Keynote speaker Jennifer Dyer (@EndoGoddess) now in partnership with DuetHealth impassioned the audience with her mission to help young diabetic patients manage their illness via mHealth. There were also keynotes from Berci Mesko (@Berci) from Webicina, Larry Sherman (@Meducate) from Prova Education and Denise Silber (@Doctors20) from Basil Strategies. Denise coined the buzz phrase of the conference: SoLoGloMoGaBi (SOcial, LOcal, GLObal, MObile, GAmification, BIg Data).
I must note that during the panel discussion on Online HealthCare Professional Communities, Stanley TianTian Li, being unable to attend the conference, was brought to us via video from China and delivered his talk and then answered questions via cell phone amplified by the podium microphone. Cool example of technology in action!

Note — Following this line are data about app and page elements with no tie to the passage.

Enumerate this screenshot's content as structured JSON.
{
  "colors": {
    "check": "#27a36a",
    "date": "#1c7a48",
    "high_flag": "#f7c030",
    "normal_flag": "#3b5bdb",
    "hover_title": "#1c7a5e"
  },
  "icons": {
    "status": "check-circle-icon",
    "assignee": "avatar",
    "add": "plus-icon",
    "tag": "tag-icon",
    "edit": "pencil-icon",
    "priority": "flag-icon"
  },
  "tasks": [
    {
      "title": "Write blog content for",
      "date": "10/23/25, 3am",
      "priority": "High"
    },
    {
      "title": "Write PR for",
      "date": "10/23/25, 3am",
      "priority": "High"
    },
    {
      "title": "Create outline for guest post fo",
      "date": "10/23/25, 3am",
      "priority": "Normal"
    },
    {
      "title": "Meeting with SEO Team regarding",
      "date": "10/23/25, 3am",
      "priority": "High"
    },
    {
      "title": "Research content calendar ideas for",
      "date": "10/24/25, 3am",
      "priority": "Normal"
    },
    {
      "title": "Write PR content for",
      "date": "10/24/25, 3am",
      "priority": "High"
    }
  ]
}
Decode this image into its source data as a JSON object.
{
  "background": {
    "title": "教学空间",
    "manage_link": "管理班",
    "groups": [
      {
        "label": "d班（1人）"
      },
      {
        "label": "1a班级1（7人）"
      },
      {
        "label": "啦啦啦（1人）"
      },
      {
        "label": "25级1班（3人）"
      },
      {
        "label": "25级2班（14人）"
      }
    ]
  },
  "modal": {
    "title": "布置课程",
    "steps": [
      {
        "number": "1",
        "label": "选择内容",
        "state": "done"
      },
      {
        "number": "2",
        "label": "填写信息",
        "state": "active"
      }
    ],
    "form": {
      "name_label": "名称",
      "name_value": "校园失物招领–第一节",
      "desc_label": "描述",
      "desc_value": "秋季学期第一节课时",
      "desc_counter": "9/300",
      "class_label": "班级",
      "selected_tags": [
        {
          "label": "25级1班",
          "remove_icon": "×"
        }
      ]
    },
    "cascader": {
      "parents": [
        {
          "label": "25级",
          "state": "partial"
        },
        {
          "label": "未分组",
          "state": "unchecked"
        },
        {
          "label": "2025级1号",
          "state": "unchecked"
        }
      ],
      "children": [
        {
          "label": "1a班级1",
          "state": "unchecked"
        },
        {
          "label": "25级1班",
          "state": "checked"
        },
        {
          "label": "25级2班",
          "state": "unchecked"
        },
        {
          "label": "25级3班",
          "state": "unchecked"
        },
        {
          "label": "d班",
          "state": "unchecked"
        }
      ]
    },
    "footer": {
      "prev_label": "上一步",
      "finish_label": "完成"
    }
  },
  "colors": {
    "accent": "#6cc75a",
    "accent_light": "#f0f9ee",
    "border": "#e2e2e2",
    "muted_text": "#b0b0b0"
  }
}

There was no lag time at this conference. The speakers were kept on time and panel discussions were lively with questions and discussion. At the same time, there were networking breaks and a buffet breakfast and lunch in the exhibit area which gave everyone time to view the posters, visit with the exhibitors, talk and exchange contact information with the other attendees.
My takeaways from this conference were:
- There are wonderful things happening in the field of mHealth - mobile apps, great online support mechanisms for patients and providers, new and wonderfully creative ways of helping promote better HealthCare with lower cost and greater efficiency through technology.
- The patient has a louder and louder voice, and rightly so. The patient should be the center of attention. "Nothing About Me, Without Me"! Thanks to Denise and her crew for giving the patient such a major role at this conference.
And now a short video of clips from some speakers on their takeaway thoughts:
Joan Justice is currently the Senior Curator for HealthWorksCollective. She holds both a nursing and a graduate business degree, and has worked in domestic and international marketing management for several major healthcare corporations. She lives in Charlottesville, Virginia.